▶ [Entries taken from a collection]

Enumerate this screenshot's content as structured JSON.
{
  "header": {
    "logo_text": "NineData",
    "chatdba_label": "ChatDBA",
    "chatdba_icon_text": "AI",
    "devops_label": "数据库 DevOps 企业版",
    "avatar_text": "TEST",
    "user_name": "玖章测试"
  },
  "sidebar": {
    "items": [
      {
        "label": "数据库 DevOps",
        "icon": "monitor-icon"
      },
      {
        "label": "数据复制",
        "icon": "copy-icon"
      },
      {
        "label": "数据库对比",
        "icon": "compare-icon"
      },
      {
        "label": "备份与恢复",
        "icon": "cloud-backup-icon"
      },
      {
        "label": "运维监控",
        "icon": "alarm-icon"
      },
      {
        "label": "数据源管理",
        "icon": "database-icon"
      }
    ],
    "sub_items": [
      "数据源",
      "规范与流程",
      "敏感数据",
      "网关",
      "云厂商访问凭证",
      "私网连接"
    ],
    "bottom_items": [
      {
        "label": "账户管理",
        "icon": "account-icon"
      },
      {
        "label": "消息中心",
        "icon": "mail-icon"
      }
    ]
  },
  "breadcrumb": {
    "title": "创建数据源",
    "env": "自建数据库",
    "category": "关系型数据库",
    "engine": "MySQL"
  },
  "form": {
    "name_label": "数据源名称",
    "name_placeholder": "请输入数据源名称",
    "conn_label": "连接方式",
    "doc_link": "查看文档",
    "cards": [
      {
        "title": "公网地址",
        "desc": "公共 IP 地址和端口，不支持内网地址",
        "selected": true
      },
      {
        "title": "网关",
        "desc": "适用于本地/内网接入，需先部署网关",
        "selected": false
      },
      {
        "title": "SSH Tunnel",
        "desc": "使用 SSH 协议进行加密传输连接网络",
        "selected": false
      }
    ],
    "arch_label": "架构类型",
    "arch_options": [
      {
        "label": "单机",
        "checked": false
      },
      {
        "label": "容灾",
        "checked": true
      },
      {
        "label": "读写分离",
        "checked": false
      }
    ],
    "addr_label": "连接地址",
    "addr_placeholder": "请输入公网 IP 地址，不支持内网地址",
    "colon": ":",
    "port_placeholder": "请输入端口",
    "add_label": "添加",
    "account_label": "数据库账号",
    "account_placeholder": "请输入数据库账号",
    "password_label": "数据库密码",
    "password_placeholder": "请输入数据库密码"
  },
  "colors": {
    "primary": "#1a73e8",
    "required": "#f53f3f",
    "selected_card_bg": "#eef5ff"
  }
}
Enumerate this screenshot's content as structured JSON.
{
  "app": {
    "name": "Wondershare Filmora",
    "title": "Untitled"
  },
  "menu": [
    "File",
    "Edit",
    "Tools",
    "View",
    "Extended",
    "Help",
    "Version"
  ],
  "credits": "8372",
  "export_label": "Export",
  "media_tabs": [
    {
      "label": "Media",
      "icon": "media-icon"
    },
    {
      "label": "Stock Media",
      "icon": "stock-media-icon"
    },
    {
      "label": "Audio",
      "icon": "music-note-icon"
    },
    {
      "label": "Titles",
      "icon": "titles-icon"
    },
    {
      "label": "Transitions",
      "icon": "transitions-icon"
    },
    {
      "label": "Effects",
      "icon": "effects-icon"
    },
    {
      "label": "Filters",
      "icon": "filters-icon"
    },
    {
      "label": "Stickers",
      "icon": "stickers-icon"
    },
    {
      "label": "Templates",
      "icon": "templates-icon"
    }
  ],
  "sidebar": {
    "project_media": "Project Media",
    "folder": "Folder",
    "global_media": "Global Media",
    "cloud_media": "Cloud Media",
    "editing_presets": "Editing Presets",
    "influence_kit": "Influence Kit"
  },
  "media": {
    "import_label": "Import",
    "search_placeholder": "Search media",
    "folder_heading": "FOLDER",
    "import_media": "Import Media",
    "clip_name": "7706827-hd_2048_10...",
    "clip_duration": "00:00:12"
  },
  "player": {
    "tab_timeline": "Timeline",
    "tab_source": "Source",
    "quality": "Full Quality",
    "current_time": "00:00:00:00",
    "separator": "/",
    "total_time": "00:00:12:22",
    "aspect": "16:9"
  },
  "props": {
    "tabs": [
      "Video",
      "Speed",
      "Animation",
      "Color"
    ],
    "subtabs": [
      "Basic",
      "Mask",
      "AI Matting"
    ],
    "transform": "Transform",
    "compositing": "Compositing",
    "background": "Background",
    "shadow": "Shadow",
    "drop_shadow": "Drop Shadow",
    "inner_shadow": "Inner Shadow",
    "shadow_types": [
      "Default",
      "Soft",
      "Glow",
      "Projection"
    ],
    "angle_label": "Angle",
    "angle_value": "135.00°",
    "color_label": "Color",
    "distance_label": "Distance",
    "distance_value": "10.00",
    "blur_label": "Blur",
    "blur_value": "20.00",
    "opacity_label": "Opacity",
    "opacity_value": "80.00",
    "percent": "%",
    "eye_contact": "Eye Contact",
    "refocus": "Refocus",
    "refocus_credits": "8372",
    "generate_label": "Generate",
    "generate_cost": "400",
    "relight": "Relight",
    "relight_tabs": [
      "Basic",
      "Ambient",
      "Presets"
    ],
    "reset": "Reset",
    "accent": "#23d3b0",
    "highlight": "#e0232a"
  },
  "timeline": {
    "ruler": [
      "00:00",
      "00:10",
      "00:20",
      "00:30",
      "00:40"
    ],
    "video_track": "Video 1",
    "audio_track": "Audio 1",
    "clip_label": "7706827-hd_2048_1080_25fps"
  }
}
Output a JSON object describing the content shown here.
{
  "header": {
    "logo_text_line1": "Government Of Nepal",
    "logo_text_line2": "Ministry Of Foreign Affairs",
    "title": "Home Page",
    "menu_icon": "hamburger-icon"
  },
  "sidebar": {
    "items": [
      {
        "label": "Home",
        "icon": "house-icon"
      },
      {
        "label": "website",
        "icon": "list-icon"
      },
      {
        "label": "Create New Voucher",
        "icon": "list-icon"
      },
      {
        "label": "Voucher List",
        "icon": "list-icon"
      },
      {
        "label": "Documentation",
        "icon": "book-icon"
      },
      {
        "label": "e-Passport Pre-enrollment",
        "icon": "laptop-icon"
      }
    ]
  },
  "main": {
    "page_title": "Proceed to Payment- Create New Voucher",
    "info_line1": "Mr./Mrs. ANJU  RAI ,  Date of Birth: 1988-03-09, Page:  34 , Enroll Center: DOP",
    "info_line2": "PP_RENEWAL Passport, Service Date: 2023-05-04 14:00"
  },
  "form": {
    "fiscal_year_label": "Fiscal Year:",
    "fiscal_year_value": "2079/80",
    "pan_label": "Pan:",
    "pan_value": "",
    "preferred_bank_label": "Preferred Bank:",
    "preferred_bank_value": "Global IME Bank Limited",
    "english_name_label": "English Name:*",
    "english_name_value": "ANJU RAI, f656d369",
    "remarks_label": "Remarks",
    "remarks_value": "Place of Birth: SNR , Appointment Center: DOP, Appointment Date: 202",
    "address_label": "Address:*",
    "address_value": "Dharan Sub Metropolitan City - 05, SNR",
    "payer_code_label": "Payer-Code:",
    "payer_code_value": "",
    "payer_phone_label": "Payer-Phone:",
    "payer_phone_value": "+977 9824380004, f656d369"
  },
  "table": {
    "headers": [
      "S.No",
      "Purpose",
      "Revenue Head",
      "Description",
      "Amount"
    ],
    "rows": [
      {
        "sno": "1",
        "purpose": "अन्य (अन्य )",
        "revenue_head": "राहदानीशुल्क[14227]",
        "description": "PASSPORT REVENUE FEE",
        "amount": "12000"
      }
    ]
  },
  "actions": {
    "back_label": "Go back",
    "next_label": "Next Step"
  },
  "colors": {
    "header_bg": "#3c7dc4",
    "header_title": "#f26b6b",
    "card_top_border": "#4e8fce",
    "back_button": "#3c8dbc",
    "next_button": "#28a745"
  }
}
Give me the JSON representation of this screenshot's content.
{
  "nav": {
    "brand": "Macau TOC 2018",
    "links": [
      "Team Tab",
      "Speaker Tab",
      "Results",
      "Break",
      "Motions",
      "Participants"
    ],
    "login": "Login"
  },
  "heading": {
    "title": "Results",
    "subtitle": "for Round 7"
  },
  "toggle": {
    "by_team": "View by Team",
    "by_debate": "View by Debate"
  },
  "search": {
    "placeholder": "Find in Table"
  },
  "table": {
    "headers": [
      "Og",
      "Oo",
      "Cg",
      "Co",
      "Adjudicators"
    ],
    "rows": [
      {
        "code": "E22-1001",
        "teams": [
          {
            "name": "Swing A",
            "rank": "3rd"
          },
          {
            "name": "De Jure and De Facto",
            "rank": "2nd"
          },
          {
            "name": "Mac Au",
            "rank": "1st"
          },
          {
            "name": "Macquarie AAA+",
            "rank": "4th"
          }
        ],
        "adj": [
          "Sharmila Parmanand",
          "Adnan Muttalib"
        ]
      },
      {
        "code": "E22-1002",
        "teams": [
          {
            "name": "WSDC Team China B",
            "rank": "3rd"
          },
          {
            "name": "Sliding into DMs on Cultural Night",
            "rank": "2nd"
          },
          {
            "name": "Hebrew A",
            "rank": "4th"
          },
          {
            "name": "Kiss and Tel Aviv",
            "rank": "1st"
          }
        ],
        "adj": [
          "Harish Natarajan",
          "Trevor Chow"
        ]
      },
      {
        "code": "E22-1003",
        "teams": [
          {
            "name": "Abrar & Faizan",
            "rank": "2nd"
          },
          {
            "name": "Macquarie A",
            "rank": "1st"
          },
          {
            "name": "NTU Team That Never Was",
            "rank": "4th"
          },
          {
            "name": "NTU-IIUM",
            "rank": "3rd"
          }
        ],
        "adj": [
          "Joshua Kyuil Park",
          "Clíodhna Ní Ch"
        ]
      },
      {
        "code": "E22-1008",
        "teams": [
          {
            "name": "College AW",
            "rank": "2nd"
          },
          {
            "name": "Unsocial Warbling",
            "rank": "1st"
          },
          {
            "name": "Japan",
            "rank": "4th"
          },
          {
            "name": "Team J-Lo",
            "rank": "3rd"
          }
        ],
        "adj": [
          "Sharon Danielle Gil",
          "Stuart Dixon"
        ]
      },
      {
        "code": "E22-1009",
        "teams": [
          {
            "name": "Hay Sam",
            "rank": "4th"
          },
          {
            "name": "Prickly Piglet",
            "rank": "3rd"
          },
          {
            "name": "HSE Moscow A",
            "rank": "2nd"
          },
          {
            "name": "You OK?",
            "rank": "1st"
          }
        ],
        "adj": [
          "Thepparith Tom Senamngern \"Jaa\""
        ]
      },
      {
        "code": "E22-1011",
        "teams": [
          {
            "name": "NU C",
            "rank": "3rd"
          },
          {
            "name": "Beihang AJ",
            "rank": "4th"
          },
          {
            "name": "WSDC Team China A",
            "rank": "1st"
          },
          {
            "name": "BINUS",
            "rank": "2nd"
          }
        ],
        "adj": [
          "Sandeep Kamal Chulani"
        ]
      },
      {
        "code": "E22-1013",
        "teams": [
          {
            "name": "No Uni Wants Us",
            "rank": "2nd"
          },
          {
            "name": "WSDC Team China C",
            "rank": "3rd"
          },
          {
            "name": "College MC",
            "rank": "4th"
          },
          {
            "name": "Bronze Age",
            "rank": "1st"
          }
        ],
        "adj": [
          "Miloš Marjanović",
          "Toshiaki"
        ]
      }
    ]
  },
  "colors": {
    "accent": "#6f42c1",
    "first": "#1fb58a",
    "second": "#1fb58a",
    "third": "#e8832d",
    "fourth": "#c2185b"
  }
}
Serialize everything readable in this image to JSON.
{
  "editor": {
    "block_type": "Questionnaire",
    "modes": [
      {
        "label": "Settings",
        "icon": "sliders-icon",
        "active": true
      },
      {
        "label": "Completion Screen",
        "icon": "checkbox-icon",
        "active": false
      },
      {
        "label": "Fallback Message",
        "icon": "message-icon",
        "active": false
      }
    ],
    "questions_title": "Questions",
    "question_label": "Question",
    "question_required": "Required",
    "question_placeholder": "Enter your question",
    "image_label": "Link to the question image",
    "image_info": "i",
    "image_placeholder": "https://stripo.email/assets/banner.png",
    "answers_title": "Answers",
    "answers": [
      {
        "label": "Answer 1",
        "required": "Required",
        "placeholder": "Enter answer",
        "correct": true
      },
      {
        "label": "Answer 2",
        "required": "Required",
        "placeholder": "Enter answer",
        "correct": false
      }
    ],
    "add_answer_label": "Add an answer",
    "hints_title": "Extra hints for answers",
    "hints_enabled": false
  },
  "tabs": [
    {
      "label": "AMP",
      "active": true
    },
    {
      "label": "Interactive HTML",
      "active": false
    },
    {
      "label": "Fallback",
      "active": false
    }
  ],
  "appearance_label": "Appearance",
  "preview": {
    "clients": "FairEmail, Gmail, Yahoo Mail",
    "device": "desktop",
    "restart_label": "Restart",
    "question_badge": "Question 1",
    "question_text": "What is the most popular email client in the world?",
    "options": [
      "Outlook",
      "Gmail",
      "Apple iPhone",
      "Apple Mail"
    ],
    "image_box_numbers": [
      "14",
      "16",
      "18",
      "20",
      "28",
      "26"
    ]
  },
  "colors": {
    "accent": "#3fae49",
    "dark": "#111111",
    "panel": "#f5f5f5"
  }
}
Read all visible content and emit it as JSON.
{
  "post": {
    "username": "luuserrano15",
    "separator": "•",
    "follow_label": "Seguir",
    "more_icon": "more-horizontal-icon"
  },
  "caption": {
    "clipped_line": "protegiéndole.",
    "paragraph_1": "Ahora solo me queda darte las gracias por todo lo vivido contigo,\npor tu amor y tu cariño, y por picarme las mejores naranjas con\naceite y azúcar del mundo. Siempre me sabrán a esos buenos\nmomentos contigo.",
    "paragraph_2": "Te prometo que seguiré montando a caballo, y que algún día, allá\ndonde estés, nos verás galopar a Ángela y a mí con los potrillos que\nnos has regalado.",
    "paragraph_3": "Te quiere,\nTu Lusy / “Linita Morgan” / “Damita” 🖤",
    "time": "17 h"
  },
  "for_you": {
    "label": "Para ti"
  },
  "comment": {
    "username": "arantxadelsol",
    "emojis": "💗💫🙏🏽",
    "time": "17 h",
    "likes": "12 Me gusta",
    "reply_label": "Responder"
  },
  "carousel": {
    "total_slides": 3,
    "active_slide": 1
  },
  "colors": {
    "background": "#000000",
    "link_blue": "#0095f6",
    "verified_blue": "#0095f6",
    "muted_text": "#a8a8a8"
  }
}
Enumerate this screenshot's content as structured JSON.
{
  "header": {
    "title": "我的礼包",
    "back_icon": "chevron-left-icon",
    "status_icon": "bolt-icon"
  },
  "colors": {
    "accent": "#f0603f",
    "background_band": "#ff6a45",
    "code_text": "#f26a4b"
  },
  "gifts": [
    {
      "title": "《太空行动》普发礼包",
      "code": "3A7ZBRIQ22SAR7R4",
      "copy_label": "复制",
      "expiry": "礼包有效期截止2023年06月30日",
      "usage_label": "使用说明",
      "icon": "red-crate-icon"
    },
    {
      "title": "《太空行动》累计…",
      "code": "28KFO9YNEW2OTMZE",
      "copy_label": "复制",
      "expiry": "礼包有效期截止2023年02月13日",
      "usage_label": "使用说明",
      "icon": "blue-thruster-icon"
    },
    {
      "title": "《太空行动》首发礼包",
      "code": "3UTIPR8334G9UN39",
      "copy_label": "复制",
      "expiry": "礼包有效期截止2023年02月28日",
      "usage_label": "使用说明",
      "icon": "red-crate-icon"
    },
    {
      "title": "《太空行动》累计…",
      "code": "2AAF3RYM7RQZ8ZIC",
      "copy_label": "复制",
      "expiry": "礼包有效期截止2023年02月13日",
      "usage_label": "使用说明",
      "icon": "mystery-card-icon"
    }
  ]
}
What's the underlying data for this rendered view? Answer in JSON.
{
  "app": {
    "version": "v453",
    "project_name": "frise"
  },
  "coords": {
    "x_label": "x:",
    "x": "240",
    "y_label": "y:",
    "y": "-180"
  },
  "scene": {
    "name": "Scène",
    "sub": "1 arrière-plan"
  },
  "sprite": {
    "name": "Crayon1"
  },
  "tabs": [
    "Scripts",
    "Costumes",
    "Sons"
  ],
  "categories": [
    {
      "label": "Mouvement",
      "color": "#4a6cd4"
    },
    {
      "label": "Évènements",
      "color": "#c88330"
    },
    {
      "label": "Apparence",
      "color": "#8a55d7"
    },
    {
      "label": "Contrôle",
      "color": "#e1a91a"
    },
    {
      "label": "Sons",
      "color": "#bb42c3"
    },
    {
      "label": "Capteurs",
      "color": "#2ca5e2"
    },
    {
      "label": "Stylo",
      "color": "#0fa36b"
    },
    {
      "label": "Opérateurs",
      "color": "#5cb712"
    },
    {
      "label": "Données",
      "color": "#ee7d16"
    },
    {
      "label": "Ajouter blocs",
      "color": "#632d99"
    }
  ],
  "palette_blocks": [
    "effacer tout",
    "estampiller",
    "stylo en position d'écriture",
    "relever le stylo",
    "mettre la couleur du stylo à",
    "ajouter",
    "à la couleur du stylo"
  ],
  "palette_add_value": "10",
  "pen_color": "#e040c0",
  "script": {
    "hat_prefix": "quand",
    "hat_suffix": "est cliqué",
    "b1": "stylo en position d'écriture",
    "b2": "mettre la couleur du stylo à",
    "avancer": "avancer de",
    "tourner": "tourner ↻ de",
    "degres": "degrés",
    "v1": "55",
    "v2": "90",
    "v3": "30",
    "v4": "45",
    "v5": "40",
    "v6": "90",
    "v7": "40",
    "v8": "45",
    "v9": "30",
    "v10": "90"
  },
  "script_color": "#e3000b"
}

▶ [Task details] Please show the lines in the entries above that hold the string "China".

▶ [Answer to the exercise]
            "name": "WSDC Team China B",
            "name": "WSDC Team China A",
            "name": "WSDC Team China C",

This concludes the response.